Ockerbloom, Mary M. "Works by Jane Addams (1860 - 1935)." Bibliography: Works by Jane Addams. A Celebration Of Women Writers, Fall 2011. Web. 01 June 2013. "The primary mission of the social work profession is to enhance human well being and help meet the basic human needs of all people, with particular attention to the needs and empowerment of people who are vulnerable, oppressed, and living in poverty."(NASW, 2008, p. 1)
Jane Addams’ work with the Hull house redefined social ethics. Her social ideology has greatly influenced the core values of the National Association of Social Workers. Sociology Today She also preached three
Teach by example,
Practice social democracy.
Not only does this apply to social organizations but it has been encouraged by our society to abide by these social principles as a matter of social etiquette. Continued… "Code of Ethics of the National Association of Social Workers." National Association of Social Workers . National Association of Social Workers, n.d. Web. 2 Jun 2013. <http://socialworkers.org/pubs/code/code.asp>. Contributed Greatly
Although she had many disadvantages being a women sociologist, she still had many accomplishments.
She was a inspiration to sociologists and women everywhere, showing society that women are just as intellectual as men. Jane Addams Contributions to Sociology Jane was a leader of women sociologists ranging between 50 and 100 followers.
They had many networks of professional ties, institutions, and social activism.
Thanks to Jane, the hull house became a meeting place for sociologists to discuss great social problems.
This lead to the work on promoting women’s rights, child labor laws, and mediating during the 1910 Garment Workers’ Strike. Jane Addams Contributions to Sociology Addams worked in many reform groups
The first juvenile-court law
An hour work day for women
Worker compensation Jane Addams Contributions to the Field of Sociology Work Cited
Addams had a very strong sociological eye and was able to use it to bring many sociological problems to attention.

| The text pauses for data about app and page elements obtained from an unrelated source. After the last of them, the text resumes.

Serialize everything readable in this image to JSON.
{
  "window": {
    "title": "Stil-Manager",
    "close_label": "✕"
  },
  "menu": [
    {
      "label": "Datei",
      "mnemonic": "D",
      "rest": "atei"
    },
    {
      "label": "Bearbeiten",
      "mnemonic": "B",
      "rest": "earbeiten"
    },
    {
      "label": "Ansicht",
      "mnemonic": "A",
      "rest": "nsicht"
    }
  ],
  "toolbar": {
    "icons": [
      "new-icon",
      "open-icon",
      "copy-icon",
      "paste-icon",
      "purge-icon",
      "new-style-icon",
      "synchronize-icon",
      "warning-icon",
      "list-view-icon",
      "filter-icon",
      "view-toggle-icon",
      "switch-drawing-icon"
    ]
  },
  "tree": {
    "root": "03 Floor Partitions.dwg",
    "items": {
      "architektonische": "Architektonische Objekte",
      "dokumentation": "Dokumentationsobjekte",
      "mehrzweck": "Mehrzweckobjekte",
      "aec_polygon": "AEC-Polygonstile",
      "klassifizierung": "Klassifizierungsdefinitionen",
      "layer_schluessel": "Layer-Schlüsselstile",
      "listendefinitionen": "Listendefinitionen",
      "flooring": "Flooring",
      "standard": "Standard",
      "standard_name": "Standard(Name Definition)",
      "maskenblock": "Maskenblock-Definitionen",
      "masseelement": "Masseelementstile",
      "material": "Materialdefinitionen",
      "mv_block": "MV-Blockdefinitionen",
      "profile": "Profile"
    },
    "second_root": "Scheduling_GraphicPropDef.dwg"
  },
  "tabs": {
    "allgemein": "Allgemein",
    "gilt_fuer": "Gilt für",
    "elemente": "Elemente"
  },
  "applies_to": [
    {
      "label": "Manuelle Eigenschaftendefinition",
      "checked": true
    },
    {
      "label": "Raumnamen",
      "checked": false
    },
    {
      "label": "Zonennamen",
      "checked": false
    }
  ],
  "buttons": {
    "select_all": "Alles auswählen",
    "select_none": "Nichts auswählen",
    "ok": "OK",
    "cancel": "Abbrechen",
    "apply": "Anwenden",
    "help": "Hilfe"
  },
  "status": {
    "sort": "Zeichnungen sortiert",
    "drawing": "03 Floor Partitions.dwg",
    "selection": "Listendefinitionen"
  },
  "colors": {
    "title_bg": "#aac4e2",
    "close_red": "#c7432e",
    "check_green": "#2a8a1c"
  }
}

She fought for the justice of immigrants and African Americans, researched on the causes for poverty and crime, and supported women suffrage.
Some of the projects that the hull house opened were the Immigrants' Protective League, the Juvenile Protective Association, and the first juvenile court in the United States. Discussion How many of us believe that “a woman is capable of being a leader”?
How do we think the ability for a woman to be a public leader has changed from the 1900’s to today?
What are some reasons why women weren’t, or are, socially accepted to be leaders in America?
Do we still believe that a man is more powerful than a woman?
Have the roles of men and woman changed since the 1900’s?
Where do we see the roles of man and woman going 10, 20, 50 years down the line?